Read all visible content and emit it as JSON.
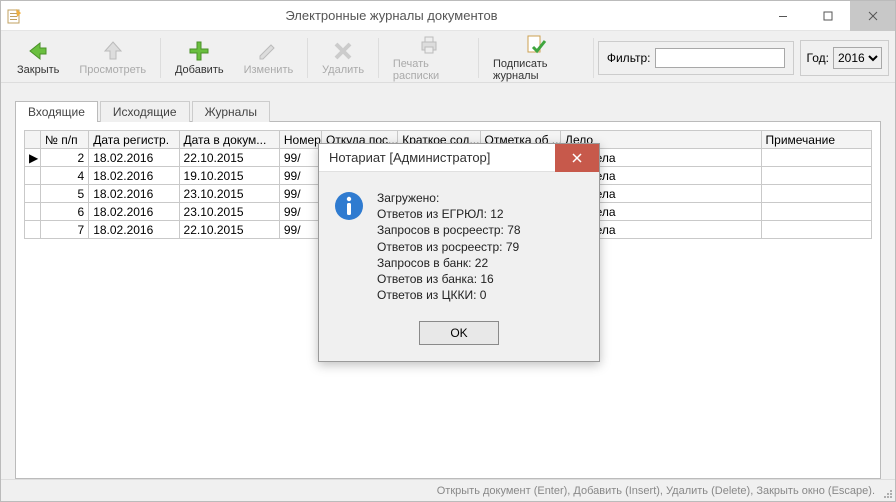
{
  "window": {
    "title": "Электронные журналы документов"
  },
  "toolbar": {
    "close": "Закрыть",
    "view": "Просмотреть",
    "add": "Добавить",
    "edit": "Изменить",
    "delete": "Удалить",
    "print": "Печать расписки",
    "sign": "Подписать журналы",
    "filter_label": "Фильтр:",
    "filter_value": "",
    "year_label": "Год:",
    "year_value": "2016"
  },
  "tabs": [
    {
      "label": "Входящие",
      "active": true
    },
    {
      "label": "Исходящие",
      "active": false
    },
    {
      "label": "Журналы",
      "active": false
    }
  ],
  "grid": {
    "columns": [
      "",
      "№ п/п",
      "Дата регистр.",
      "Дата в докум...",
      "Номер",
      "Откуда пос...",
      "Краткое сод...",
      "Отметка об ...",
      "Дело",
      "Примечание"
    ],
    "rows": [
      {
        "marker": "▶",
        "num": "2",
        "regdate": "18.02.2016",
        "docdate": "22.10.2015",
        "number": "99/",
        "from": "",
        "summary": "",
        "note": "",
        "case": "Нет дела",
        "remark": ""
      },
      {
        "marker": "",
        "num": "4",
        "regdate": "18.02.2016",
        "docdate": "19.10.2015",
        "number": "99/",
        "from": "",
        "summary": "",
        "note": "",
        "case": "Нет дела",
        "remark": ""
      },
      {
        "marker": "",
        "num": "5",
        "regdate": "18.02.2016",
        "docdate": "23.10.2015",
        "number": "99/",
        "from": "",
        "summary": "",
        "note": "",
        "case": "Нет дела",
        "remark": ""
      },
      {
        "marker": "",
        "num": "6",
        "regdate": "18.02.2016",
        "docdate": "23.10.2015",
        "number": "99/",
        "from": "",
        "summary": "",
        "note": "",
        "case": "Нет дела",
        "remark": ""
      },
      {
        "marker": "",
        "num": "7",
        "regdate": "18.02.2016",
        "docdate": "22.10.2015",
        "number": "99/",
        "from": "",
        "summary": "",
        "note": "",
        "case": "Нет дела",
        "remark": ""
      }
    ]
  },
  "statusbar": "Открыть документ (Enter), Добавить (Insert), Удалить (Delete), Закрыть окно (Escape).",
  "dialog": {
    "title": "Нотариат [Администратор]",
    "lines": [
      "Загружено:",
      "Ответов из ЕГРЮЛ: 12",
      "Запросов в росреестр: 78",
      "Ответов из росреестр: 79",
      "Запросов в банк: 22",
      "Ответов из банка: 16",
      "Ответов из ЦККИ: 0"
    ],
    "ok": "OK"
  }
}
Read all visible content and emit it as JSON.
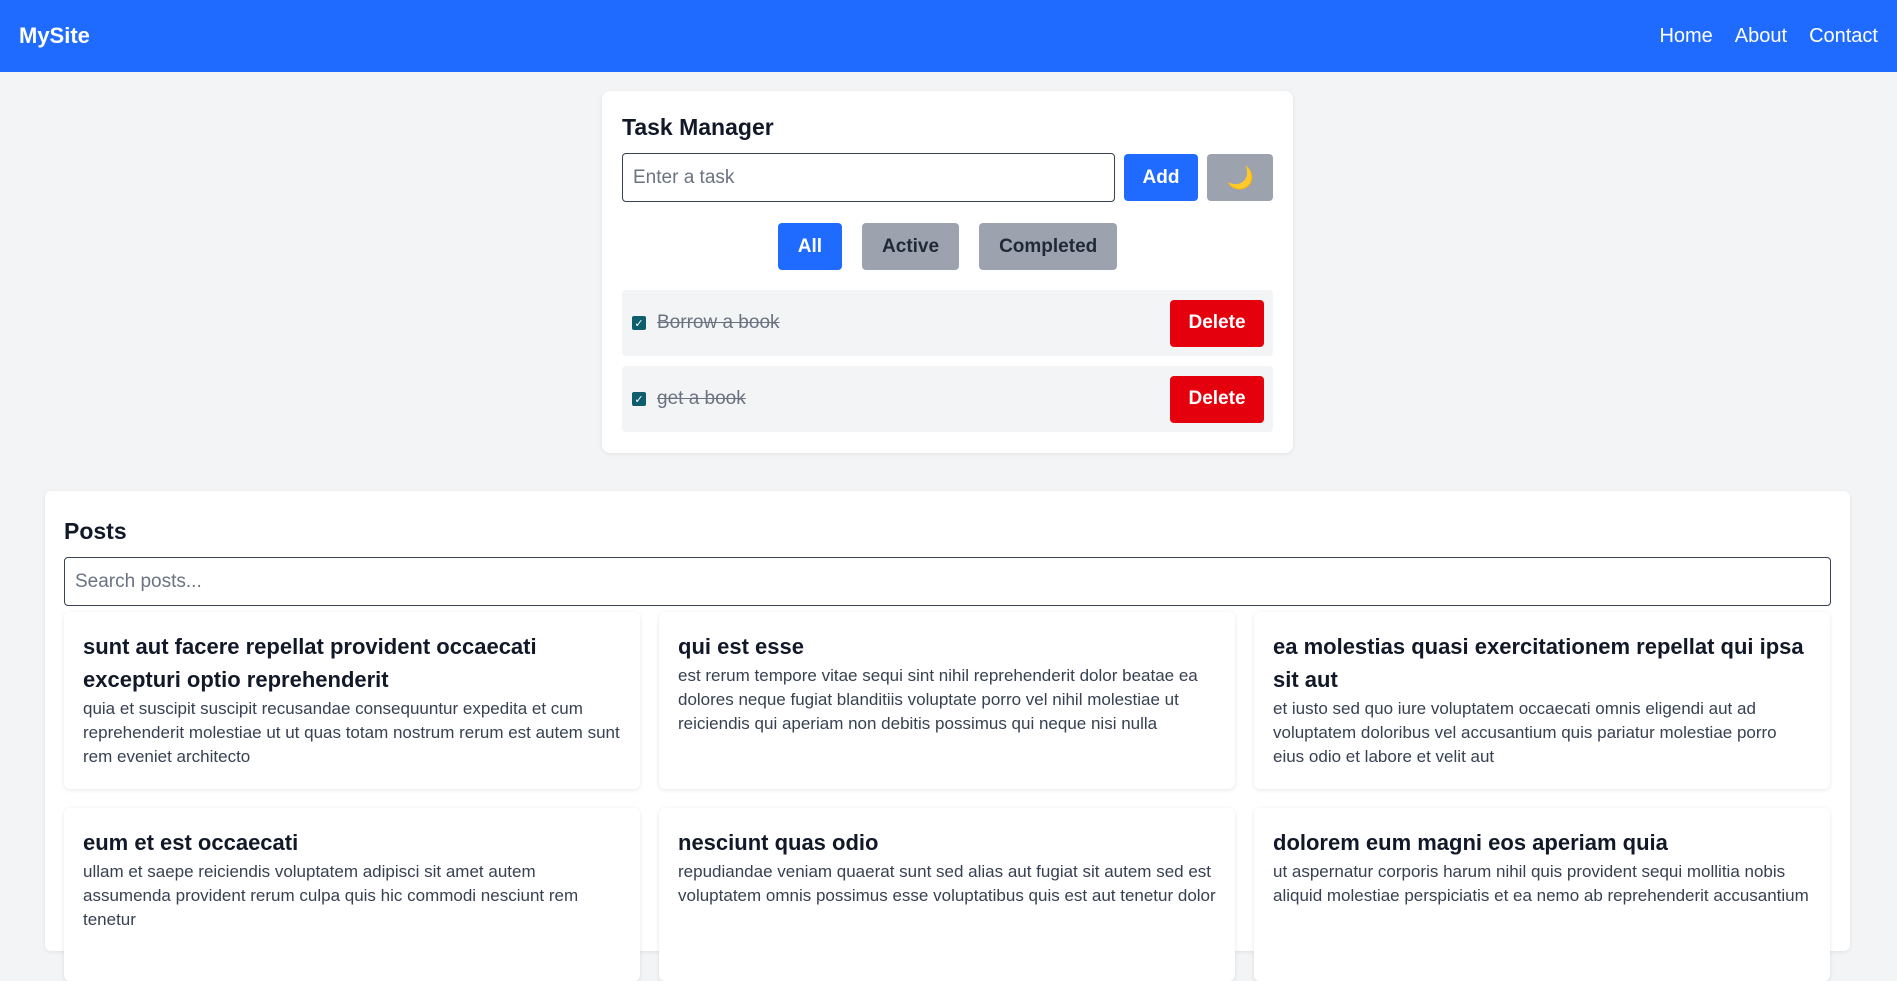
{
  "navbar": {
    "brand": "MySite",
    "links": [
      "Home",
      "About",
      "Contact"
    ]
  },
  "task_manager": {
    "title": "Task Manager",
    "input_placeholder": "Enter a task",
    "add_label": "Add",
    "theme_toggle_icon": "🌙",
    "filters": [
      "All",
      "Active",
      "Completed"
    ],
    "active_filter": "All",
    "tasks": [
      {
        "text": "Borrow a book",
        "completed": true,
        "delete_label": "Delete"
      },
      {
        "text": "get a book",
        "completed": true,
        "delete_label": "Delete"
      }
    ]
  },
  "posts": {
    "title": "Posts",
    "search_placeholder": "Search posts...",
    "items": [
      {
        "title": "sunt aut facere repellat provident occaecati excepturi optio reprehenderit",
        "body": "quia et suscipit suscipit recusandae consequuntur expedita et cum reprehenderit molestiae ut ut quas totam nostrum rerum est autem sunt rem eveniet architecto"
      },
      {
        "title": "qui est esse",
        "body": "est rerum tempore vitae sequi sint nihil reprehenderit dolor beatae ea dolores neque fugiat blanditiis voluptate porro vel nihil molestiae ut reiciendis qui aperiam non debitis possimus qui neque nisi nulla"
      },
      {
        "title": "ea molestias quasi exercitationem repellat qui ipsa sit aut",
        "body": "et iusto sed quo iure voluptatem occaecati omnis eligendi aut ad voluptatem doloribus vel accusantium quis pariatur molestiae porro eius odio et labore et velit aut"
      },
      {
        "title": "eum et est occaecati",
        "body": "ullam et saepe reiciendis voluptatem adipisci sit amet autem assumenda provident rerum culpa quis hic commodi nesciunt rem tenetur"
      },
      {
        "title": "nesciunt quas odio",
        "body": "repudiandae veniam quaerat sunt sed alias aut fugiat sit autem sed est voluptatem omnis possimus esse voluptatibus quis est aut tenetur dolor"
      },
      {
        "title": "dolorem eum magni eos aperiam quia",
        "body": "ut aspernatur corporis harum nihil quis provident sequi mollitia nobis aliquid molestiae perspiciatis et ea nemo ab reprehenderit accusantium"
      }
    ]
  }
}
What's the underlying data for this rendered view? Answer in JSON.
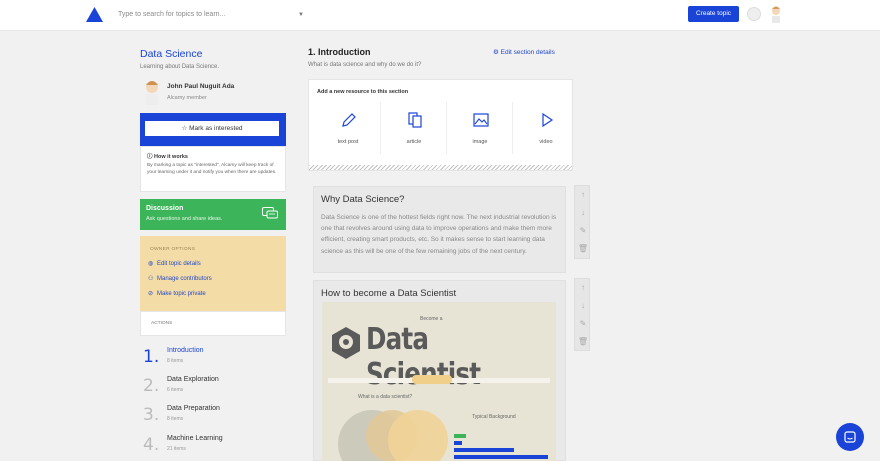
{
  "header": {
    "search_placeholder": "Type to search for topics to learn...",
    "create_label": "Create topic"
  },
  "topic": {
    "title": "Data Science",
    "subtitle": "Learning about Data Science."
  },
  "user": {
    "name": "John Paul Nuguit Ada",
    "role": "Alcamy member"
  },
  "interest": {
    "button_label": "Mark as interested",
    "how_title": "How it works",
    "how_text": "By marking a topic as \"interested\", Alcamy will keep track of your learning under it and notify you when there are updates."
  },
  "discussion": {
    "title": "Discussion",
    "subtitle": "Ask questions and share ideas."
  },
  "owner": {
    "title": "OWNER OPTIONS",
    "links": [
      "Edit topic details",
      "Manage contributors",
      "Make topic private"
    ],
    "actions_title": "ACTIONS"
  },
  "sections": [
    {
      "num": "1.",
      "name": "Introduction",
      "count": "8 items"
    },
    {
      "num": "2.",
      "name": "Data Exploration",
      "count": "6 items"
    },
    {
      "num": "3.",
      "name": "Data Preparation",
      "count": "8 items"
    },
    {
      "num": "4.",
      "name": "Machine Learning",
      "count": "21 items"
    }
  ],
  "section": {
    "heading": "1. Introduction",
    "description": "What is data science and why do we do it?",
    "edit_label": "Edit section details"
  },
  "add_resource": {
    "title": "Add a new resource to this section",
    "types": [
      "text post",
      "article",
      "image",
      "video"
    ]
  },
  "cards": [
    {
      "title": "Why Data Science?",
      "text": "Data Science is one of the hottest fields right now. The next industrial revolution is one that revolves around using data to improve operations and make them more efficient, creating smart products, etc. So it makes sense to start learning data science as this will be one of the few remaining jobs of the next century."
    },
    {
      "title": "How to become a Data Scientist"
    }
  ],
  "infographic": {
    "kicker": "Become a",
    "headline": "Data Scientist",
    "question": "What is a data scientist?",
    "background": "Typical Background"
  },
  "colors": {
    "brand": "#1a44d8",
    "discussion": "#3cb55a",
    "owner_panel": "#f4dca6"
  }
}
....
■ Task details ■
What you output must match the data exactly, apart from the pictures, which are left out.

■ Solution to this exercise ■
Read all visible content and emit it as JSON.
{
  "window": {
    "title": "Электронные журналы документов"
  },
  "toolbar": {
    "close": "Закрыть",
    "view": "Просмотреть",
    "add": "Добавить",
    "edit": "Изменить",
    "delete": "Удалить",
    "print": "Печать расписки",
    "sign": "Подписать журналы",
    "filter_label": "Фильтр:",
    "filter_value": "",
    "year_label": "Год:",
    "year_value": "2016"
  },
  "tabs": [
    {
      "label": "Входящие",
      "active": true
    },
    {
      "label": "Исходящие",
      "active": false
    },
    {
      "label": "Журналы",
      "active": false
    }
  ],
  "grid": {
    "columns": [
      "",
      "№ п/п",
      "Дата регистр.",
      "Дата в докум...",
      "Номер",
      "Откуда пос...",
      "Краткое сод...",
      "Отметка об ...",
      "Дело",
      "Примечание"
    ],
    "rows": [
      {
        "marker": "▶",
        "num": "2",
        "regdate": "18.02.2016",
        "docdate": "22.10.2015",
        "number": "99/",
        "from": "",
        "summary": "",
        "note": "",
        "case": "Нет дела",
        "remark": ""
      },
      {
        "marker": "",
        "num": "4",
        "regdate": "18.02.2016",
        "docdate": "19.10.2015",
        "number": "99/",
        "from": "",
        "summary": "",
        "note": "",
        "case": "Нет дела",
        "remark": ""
      },
      {
        "marker": "",
        "num": "5",
        "regdate": "18.02.2016",
        "docdate": "23.10.2015",
        "number": "99/",
        "from": "",
        "summary": "",
        "note": "",
        "case": "Нет дела",
        "remark": ""
      },
      {
        "marker": "",
        "num": "6",
        "regdate": "18.02.2016",
        "docdate": "23.10.2015",
        "number": "99/",
        "from": "",
        "summary": "",
        "note": "",
        "case": "Нет дела",
        "remark": ""
      },
      {
        "marker": "",
        "num": "7",
        "regdate": "18.02.2016",
        "docdate": "22.10.2015",
        "number": "99/",
        "from": "",
        "summary": "",
        "note": "",
        "case": "Нет дела",
        "remark": ""
      }
    ]
  },
  "statusbar": "Открыть документ (Enter), Добавить (Insert), Удалить (Delete), Закрыть окно (Escape).",
  "dialog": {
    "title": "Нотариат [Администратор]",
    "lines": [
      "Загружено:",
      "Ответов из ЕГРЮЛ: 12",
      "Запросов в росреестр: 78",
      "Ответов из росреестр: 79",
      "Запросов в банк: 22",
      "Ответов из банка: 16",
      "Ответов из ЦККИ: 0"
    ],
    "ok": "OK"
  }
}
Read all visible content and emit it as JSON.
{
  "navbar": {
    "brand": "MySite",
    "links": [
      "Home",
      "About",
      "Contact"
    ]
  },
  "task_manager": {
    "title": "Task Manager",
    "input_placeholder": "Enter a task",
    "add_label": "Add",
    "theme_toggle_icon": "🌙",
    "filters": [
      "All",
      "Active",
      "Completed"
    ],
    "active_filter": "All",
    "tasks": [
      {
        "text": "Borrow a book",
        "completed": true,
        "delete_label": "Delete"
      },
      {
        "text": "get a book",
        "completed": true,
        "delete_label": "Delete"
      }
    ]
  },
  "posts": {
    "title": "Posts",
    "search_placeholder": "Search posts...",
    "items": [
      {
        "title": "sunt aut facere repellat provident occaecati excepturi optio reprehenderit",
        "body": "quia et suscipit suscipit recusandae consequuntur expedita et cum reprehenderit molestiae ut ut quas totam nostrum rerum est autem sunt rem eveniet architecto"
      },
      {
        "title": "qui est esse",
        "body": "est rerum tempore vitae sequi sint nihil reprehenderit dolor beatae ea dolores neque fugiat blanditiis voluptate porro vel nihil molestiae ut reiciendis qui aperiam non debitis possimus qui neque nisi nulla"
      },
      {
        "title": "ea molestias quasi exercitationem repellat qui ipsa sit aut",
        "body": "et iusto sed quo iure voluptatem occaecati omnis eligendi aut ad voluptatem doloribus vel accusantium quis pariatur molestiae porro eius odio et labore et velit aut"
      },
      {
        "title": "eum et est occaecati",
        "body": "ullam et saepe reiciendis voluptatem adipisci sit amet autem assumenda provident rerum culpa quis hic commodi nesciunt rem tenetur"
      },
      {
        "title": "nesciunt quas odio",
        "body": "repudiandae veniam quaerat sunt sed alias aut fugiat sit autem sed est voluptatem omnis possimus esse voluptatibus quis est aut tenetur dolor"
      },
      {
        "title": "dolorem eum magni eos aperiam quia",
        "body": "ut aspernatur corporis harum nihil quis provident sequi mollitia nobis aliquid molestiae perspiciatis et ea nemo ab reprehenderit accusantium"
      }
    ]
  }
}
What's the underlying data for this rendered view? Answer in JSON.
{
  "header": {
    "search_placeholder": "Type to search for topics to learn...",
    "create_label": "Create topic"
  },
  "topic": {
    "title": "Data Science",
    "subtitle": "Learning about Data Science."
  },
  "user": {
    "name": "John Paul Nuguit Ada",
    "role": "Alcamy member"
  },
  "interest": {
    "button_label": "Mark as interested",
    "how_title": "How it works",
    "how_text": "By marking a topic as \"interested\", Alcamy will keep track of your learning under it and notify you when there are updates."
  },
  "discussion": {
    "title": "Discussion",
    "subtitle": "Ask questions and share ideas."
  },
  "owner": {
    "title": "OWNER OPTIONS",
    "links": [
      "Edit topic details",
      "Manage contributors",
      "Make topic private"
    ],
    "actions_title": "ACTIONS"
  },
  "sections": [
    {
      "num": "1.",
      "name": "Introduction",
      "count": "8 items"
    },
    {
      "num": "2.",
      "name": "Data Exploration",
      "count": "6 items"
    },
    {
      "num": "3.",
      "name": "Data Preparation",
      "count": "8 items"
    },
    {
      "num": "4.",
      "name": "Machine Learning",
      "count": "21 items"
    }
  ],
  "section": {
    "heading": "1. Introduction",
    "description": "What is data science and why do we do it?",
    "edit_label": "Edit section details"
  },
  "add_resource": {
    "title": "Add a new resource to this section",
    "types": [
      "text post",
      "article",
      "image",
      "video"
    ]
  },
  "cards": [
    {
      "title": "Why Data Science?",
      "text": "Data Science is one of the hottest fields right now. The next industrial revolution is one that revolves around using data to improve operations and make them more efficient, creating smart products, etc. So it makes sense to start learning data science as this will be one of the few remaining jobs of the next century."
    },
    {
      "title": "How to become a Data Scientist"
    }
  ],
  "infographic": {
    "kicker": "Become a",
    "headline": "Data Scientist",
    "question": "What is a data scientist?",
    "background": "Typical Background"
  },
  "colors": {
    "brand": "#1a44d8",
    "discussion": "#3cb55a",
    "owner_panel": "#f4dca6"
  }
}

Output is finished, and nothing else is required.